(Beginning of Supplied material)

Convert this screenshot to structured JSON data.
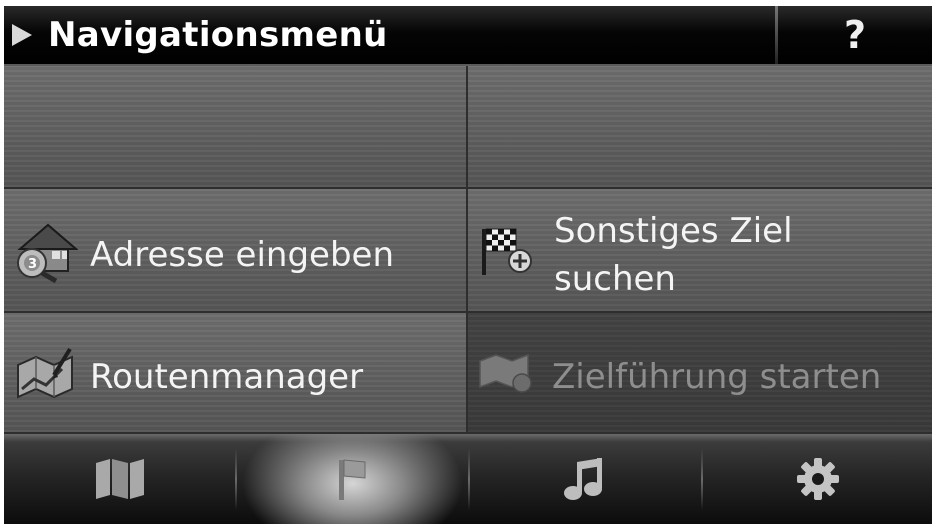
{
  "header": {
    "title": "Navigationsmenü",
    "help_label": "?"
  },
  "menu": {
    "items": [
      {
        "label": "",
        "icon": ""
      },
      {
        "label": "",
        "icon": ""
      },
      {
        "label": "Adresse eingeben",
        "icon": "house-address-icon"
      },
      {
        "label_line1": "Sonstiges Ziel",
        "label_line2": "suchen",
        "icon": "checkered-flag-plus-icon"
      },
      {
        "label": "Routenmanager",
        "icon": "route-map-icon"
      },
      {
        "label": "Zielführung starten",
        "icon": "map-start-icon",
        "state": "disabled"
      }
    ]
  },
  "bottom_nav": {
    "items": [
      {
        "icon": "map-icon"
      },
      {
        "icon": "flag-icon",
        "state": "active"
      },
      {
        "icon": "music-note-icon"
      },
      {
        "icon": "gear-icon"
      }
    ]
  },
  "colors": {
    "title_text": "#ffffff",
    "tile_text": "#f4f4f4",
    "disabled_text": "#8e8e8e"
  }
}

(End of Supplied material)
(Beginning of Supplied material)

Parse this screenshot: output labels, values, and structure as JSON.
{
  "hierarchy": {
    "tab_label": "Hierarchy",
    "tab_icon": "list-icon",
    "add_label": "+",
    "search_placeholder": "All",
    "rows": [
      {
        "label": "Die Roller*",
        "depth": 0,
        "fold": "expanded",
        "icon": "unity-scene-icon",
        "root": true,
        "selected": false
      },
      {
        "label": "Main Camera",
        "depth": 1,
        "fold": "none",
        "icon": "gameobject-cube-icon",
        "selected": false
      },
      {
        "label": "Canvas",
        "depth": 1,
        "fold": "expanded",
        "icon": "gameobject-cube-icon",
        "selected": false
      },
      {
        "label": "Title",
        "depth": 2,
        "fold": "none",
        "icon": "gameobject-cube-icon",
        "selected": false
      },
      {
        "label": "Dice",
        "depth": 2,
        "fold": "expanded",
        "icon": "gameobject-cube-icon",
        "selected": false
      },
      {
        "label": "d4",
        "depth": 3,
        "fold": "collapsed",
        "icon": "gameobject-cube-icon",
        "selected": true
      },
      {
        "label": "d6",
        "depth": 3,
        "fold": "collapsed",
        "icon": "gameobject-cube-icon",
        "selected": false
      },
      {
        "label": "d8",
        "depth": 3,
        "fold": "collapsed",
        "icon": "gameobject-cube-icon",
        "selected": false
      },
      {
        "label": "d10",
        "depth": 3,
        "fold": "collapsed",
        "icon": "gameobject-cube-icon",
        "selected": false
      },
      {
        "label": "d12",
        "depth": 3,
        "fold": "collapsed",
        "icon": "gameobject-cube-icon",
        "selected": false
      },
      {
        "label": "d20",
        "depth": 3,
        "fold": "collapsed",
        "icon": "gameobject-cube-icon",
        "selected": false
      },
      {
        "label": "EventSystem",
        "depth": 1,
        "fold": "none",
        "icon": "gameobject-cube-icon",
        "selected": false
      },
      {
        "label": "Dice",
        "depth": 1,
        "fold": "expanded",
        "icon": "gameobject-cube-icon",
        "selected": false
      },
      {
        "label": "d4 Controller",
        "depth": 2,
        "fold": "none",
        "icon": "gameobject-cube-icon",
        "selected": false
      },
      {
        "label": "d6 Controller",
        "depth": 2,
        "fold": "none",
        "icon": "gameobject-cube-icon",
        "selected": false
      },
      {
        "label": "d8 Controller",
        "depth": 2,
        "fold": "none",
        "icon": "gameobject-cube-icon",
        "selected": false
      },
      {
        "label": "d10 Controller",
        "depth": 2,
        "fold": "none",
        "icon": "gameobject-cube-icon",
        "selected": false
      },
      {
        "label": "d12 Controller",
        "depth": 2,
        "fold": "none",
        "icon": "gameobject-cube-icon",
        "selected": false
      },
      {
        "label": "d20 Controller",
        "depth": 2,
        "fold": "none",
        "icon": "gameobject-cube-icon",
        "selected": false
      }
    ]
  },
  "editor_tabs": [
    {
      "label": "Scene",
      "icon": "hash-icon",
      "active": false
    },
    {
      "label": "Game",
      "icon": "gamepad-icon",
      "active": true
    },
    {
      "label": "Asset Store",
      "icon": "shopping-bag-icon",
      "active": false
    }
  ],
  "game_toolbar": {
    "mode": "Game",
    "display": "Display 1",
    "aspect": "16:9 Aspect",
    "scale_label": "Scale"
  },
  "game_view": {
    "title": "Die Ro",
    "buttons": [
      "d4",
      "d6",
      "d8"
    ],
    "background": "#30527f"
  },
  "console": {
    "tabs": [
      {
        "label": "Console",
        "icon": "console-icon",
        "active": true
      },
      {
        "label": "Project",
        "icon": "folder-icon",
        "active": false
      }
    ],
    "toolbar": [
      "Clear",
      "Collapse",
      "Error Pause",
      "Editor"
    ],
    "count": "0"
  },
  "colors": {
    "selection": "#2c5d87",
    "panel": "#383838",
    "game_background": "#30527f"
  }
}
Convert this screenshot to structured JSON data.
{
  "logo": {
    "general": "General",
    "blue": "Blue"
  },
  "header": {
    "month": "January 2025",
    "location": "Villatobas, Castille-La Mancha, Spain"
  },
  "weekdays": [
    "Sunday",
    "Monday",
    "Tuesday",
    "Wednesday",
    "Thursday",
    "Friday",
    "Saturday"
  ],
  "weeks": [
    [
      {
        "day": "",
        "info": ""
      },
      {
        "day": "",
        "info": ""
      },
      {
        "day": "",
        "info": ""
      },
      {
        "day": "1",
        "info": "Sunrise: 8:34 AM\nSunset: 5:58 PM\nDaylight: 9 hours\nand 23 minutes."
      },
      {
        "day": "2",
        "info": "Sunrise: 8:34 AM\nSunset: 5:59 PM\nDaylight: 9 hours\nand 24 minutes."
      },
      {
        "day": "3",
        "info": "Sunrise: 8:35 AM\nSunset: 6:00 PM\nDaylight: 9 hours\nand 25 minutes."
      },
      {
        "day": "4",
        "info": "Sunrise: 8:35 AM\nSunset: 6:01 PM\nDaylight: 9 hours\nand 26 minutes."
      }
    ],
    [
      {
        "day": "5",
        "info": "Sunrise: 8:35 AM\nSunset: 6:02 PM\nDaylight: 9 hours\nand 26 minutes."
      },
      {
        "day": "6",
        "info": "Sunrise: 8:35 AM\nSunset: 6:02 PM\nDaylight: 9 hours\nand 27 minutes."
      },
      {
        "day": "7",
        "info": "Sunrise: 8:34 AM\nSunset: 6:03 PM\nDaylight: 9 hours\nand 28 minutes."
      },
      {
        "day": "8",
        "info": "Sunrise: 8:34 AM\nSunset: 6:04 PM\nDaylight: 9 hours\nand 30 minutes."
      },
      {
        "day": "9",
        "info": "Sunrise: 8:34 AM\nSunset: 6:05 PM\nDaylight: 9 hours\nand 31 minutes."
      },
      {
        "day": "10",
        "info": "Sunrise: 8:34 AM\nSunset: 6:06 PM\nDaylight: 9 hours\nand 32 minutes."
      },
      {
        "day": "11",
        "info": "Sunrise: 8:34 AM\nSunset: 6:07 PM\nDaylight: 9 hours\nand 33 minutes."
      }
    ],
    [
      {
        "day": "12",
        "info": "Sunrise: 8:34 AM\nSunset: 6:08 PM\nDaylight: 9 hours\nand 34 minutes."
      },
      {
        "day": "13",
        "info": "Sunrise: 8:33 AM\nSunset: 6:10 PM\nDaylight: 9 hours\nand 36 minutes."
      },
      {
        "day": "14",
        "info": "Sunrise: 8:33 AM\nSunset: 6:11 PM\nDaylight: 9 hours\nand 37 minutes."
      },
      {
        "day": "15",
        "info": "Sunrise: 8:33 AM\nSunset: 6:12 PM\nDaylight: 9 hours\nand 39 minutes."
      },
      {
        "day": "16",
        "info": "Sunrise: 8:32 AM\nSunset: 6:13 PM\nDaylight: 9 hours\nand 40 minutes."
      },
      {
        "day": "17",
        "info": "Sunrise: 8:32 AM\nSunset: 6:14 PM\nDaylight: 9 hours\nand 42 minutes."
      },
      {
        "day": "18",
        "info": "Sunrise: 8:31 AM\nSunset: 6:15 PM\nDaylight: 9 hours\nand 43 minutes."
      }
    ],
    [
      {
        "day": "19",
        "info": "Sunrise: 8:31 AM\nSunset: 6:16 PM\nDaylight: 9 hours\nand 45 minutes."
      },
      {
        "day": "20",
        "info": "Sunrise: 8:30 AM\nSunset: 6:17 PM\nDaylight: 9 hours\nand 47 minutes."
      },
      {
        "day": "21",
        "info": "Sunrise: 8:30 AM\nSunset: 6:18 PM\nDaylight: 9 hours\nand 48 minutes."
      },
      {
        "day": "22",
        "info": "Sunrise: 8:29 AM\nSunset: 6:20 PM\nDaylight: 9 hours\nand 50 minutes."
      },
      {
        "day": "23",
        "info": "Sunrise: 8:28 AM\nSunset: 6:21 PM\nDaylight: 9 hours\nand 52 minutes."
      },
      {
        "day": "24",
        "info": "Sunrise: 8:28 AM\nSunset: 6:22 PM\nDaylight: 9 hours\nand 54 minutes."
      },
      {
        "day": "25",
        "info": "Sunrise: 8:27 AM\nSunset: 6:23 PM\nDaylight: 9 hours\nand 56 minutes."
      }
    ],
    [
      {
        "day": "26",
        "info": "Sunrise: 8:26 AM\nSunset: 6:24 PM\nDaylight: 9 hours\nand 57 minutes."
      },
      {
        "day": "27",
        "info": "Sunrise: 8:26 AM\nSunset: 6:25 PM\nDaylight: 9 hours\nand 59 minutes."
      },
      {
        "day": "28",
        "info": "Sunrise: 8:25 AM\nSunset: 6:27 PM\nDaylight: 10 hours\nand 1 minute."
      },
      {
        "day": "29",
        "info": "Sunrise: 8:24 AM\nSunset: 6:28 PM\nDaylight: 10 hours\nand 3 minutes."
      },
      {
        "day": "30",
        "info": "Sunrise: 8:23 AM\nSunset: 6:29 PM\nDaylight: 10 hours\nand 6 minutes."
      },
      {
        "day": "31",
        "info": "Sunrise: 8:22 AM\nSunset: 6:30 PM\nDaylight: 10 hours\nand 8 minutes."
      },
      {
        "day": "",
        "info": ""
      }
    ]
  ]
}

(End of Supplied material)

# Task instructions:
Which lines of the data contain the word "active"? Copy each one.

# Problem solution:
        "state": "active"
      "active": false
      "active": true
      "active": false
        "active": true
        "active": false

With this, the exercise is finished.